◆ Requirement
Within the listing below, the lines containing "activities" are to be counted. Give the number only.

(Data for review)

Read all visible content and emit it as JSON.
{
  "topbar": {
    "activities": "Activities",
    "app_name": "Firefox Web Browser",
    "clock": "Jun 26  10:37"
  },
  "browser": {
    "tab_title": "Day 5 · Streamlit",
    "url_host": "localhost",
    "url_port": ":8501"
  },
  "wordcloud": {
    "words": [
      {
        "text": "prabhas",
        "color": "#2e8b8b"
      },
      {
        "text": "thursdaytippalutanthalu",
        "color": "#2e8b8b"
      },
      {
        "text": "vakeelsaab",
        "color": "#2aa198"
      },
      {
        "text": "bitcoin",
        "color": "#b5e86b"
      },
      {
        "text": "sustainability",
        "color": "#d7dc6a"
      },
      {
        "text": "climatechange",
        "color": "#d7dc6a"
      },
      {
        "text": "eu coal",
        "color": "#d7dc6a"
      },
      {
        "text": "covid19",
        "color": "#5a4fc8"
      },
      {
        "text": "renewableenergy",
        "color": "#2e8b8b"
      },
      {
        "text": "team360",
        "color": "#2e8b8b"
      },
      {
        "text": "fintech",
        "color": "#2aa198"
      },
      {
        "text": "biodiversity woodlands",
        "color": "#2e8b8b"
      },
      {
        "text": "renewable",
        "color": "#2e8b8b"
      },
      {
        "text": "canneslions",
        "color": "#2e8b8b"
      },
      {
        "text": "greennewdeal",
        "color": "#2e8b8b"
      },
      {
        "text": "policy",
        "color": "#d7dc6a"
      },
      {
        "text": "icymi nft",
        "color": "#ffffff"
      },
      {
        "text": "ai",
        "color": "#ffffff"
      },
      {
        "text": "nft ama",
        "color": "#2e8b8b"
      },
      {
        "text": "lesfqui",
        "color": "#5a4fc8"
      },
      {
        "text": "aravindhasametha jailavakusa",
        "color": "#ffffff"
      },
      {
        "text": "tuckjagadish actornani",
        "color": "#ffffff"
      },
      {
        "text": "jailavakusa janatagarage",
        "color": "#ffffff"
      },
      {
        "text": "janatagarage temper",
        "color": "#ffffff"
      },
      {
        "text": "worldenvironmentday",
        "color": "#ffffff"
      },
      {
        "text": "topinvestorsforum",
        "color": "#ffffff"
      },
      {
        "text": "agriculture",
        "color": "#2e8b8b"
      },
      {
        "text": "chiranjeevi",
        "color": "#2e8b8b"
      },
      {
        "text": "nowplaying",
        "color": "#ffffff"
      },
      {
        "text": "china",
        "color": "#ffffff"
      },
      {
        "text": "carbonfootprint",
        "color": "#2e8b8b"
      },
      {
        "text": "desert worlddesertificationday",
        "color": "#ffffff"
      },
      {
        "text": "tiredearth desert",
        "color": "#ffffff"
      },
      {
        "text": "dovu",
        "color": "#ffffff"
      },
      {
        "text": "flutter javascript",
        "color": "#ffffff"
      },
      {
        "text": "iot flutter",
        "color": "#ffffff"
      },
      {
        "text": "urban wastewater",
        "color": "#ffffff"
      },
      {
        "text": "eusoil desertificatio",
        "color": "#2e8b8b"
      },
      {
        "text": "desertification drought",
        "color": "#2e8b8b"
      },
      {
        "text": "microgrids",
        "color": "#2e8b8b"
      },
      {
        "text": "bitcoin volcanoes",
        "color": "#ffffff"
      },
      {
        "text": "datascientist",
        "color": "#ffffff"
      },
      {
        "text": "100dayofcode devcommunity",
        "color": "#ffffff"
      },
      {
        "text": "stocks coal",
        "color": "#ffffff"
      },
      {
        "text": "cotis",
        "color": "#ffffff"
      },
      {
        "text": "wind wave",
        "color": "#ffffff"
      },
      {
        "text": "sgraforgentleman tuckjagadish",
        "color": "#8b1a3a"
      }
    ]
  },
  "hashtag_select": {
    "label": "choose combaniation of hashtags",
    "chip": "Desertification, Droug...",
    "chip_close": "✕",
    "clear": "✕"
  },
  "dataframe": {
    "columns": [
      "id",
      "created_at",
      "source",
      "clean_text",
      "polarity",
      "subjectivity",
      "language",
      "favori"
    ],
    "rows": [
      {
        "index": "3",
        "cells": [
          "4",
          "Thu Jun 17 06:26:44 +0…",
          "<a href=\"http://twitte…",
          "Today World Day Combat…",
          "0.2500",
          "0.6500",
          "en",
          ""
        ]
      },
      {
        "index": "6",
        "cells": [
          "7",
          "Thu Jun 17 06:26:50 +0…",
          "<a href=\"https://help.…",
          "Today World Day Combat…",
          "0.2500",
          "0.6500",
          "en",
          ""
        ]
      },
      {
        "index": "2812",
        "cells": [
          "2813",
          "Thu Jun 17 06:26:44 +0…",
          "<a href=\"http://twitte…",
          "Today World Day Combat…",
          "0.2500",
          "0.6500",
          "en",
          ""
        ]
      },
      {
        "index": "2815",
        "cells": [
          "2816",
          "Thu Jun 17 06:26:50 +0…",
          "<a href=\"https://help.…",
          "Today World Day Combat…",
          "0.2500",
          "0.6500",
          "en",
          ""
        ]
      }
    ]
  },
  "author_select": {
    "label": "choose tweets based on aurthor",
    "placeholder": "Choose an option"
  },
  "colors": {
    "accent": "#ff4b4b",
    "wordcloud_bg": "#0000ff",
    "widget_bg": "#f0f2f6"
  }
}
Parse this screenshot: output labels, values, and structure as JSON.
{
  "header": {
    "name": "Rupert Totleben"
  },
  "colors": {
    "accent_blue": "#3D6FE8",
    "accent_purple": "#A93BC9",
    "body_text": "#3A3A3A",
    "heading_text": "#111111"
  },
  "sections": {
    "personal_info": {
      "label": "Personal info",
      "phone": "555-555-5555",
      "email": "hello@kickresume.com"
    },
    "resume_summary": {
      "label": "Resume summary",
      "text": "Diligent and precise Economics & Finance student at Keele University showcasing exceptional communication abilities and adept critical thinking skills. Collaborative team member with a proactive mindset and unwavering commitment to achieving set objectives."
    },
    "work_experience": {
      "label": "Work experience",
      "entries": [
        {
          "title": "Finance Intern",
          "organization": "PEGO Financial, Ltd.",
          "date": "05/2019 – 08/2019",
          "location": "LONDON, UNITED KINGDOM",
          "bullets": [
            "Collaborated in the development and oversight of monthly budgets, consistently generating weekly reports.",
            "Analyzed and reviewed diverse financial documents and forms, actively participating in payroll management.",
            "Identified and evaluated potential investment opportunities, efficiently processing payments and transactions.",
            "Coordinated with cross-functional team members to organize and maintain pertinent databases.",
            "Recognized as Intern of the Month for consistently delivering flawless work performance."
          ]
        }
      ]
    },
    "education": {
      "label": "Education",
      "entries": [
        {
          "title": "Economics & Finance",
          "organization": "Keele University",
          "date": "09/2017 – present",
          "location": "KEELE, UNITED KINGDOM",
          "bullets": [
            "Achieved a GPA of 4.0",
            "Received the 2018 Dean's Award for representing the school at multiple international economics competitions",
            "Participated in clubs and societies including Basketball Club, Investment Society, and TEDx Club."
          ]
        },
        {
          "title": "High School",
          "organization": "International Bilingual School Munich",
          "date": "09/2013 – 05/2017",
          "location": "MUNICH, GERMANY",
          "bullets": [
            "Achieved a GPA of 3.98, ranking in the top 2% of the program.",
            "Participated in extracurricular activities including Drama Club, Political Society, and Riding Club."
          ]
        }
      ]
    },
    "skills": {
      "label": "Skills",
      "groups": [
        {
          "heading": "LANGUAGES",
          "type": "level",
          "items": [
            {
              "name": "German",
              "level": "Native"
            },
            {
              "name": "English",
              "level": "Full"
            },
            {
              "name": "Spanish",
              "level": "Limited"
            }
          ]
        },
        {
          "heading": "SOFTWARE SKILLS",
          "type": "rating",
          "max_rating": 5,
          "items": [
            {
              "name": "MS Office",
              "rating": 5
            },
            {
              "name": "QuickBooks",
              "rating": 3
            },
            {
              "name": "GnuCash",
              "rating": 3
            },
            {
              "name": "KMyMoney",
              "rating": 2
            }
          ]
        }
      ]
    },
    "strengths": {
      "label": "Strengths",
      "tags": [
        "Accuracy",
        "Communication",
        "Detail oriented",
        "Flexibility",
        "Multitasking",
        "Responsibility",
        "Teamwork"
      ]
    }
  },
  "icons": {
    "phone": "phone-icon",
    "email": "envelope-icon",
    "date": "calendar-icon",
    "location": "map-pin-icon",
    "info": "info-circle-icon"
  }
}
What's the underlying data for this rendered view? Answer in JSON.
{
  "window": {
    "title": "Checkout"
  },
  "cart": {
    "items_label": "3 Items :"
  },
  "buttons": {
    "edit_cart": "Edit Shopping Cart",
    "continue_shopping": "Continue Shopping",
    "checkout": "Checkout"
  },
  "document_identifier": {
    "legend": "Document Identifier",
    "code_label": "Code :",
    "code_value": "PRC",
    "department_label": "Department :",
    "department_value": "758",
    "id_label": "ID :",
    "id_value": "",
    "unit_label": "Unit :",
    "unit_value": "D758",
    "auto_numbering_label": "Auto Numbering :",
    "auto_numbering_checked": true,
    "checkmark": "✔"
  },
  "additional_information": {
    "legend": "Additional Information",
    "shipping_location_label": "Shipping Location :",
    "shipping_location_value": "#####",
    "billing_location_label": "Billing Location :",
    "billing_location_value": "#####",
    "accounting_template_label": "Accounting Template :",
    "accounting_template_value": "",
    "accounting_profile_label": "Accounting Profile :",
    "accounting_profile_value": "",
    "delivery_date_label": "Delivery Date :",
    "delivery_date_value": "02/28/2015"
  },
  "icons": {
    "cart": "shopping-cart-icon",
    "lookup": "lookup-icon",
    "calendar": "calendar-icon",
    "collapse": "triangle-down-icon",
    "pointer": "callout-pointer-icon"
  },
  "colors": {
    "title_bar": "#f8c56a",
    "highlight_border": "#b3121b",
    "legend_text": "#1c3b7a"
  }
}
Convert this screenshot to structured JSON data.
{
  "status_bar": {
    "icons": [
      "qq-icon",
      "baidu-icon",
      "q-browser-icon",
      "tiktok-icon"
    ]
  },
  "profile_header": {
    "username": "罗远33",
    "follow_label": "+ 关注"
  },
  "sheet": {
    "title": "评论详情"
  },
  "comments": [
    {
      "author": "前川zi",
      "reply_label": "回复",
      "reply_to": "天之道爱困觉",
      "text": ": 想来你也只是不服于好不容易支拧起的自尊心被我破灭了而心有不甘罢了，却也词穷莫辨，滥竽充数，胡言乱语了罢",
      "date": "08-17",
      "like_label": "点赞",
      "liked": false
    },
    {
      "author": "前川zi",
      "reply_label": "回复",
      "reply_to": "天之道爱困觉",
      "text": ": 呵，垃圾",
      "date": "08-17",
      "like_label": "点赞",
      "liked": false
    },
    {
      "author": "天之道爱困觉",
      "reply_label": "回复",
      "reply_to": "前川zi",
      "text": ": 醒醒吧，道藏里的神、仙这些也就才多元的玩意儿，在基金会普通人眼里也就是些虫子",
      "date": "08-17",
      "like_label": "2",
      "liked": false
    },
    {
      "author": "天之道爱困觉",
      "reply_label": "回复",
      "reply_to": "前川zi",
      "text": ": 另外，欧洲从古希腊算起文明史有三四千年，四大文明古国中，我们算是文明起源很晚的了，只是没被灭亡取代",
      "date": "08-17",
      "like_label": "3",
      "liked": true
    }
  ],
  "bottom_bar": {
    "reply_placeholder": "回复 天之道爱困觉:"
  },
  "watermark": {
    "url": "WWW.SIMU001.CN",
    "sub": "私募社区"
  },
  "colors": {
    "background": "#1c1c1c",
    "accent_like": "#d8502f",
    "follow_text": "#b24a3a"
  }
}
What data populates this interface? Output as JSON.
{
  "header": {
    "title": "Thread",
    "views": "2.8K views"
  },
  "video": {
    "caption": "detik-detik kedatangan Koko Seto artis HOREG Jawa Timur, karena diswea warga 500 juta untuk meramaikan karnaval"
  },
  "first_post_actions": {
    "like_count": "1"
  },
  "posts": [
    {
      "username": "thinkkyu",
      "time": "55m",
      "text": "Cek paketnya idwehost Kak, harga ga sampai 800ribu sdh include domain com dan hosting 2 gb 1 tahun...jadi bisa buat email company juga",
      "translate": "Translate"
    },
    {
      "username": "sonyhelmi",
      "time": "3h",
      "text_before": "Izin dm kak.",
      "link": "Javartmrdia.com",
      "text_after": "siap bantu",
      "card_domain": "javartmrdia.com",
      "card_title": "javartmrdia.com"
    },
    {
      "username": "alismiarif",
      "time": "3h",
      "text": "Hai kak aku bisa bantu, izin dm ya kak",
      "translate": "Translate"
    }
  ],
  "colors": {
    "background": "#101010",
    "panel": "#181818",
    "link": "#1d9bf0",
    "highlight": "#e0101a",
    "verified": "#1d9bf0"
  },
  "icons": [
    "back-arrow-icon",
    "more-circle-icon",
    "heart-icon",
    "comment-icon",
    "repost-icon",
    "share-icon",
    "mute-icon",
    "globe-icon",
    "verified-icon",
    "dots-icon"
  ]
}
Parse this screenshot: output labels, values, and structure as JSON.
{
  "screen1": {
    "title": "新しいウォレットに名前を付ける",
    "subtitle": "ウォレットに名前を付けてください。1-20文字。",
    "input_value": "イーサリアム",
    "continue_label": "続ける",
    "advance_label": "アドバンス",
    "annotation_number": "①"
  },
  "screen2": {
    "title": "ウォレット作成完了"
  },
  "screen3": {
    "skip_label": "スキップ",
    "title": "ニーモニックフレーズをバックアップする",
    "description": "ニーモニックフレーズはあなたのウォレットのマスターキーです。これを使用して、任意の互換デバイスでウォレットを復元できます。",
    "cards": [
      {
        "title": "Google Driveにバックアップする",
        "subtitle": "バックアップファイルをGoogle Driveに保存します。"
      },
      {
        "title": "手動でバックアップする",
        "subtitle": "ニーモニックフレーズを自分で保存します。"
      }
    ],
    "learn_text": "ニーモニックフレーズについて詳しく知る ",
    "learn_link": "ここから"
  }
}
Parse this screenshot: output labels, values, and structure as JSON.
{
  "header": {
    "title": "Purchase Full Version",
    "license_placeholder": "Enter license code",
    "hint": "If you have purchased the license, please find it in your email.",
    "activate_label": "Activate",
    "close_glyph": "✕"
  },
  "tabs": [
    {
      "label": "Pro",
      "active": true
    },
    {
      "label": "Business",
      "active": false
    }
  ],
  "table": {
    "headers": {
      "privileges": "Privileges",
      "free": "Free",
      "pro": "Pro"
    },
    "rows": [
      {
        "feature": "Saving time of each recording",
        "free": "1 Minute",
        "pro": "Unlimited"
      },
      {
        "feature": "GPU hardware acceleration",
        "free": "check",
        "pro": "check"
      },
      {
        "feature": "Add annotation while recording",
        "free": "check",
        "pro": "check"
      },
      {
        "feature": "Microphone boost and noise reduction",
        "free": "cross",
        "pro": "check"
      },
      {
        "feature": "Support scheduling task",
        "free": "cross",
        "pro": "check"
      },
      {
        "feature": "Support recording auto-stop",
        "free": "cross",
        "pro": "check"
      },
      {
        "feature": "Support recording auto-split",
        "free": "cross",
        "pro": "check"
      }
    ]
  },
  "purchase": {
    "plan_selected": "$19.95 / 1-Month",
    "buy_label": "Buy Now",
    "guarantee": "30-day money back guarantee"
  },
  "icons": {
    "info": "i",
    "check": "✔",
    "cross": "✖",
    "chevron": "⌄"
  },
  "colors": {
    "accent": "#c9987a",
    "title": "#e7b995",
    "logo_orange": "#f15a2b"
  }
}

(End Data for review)

◆ Worked solution
2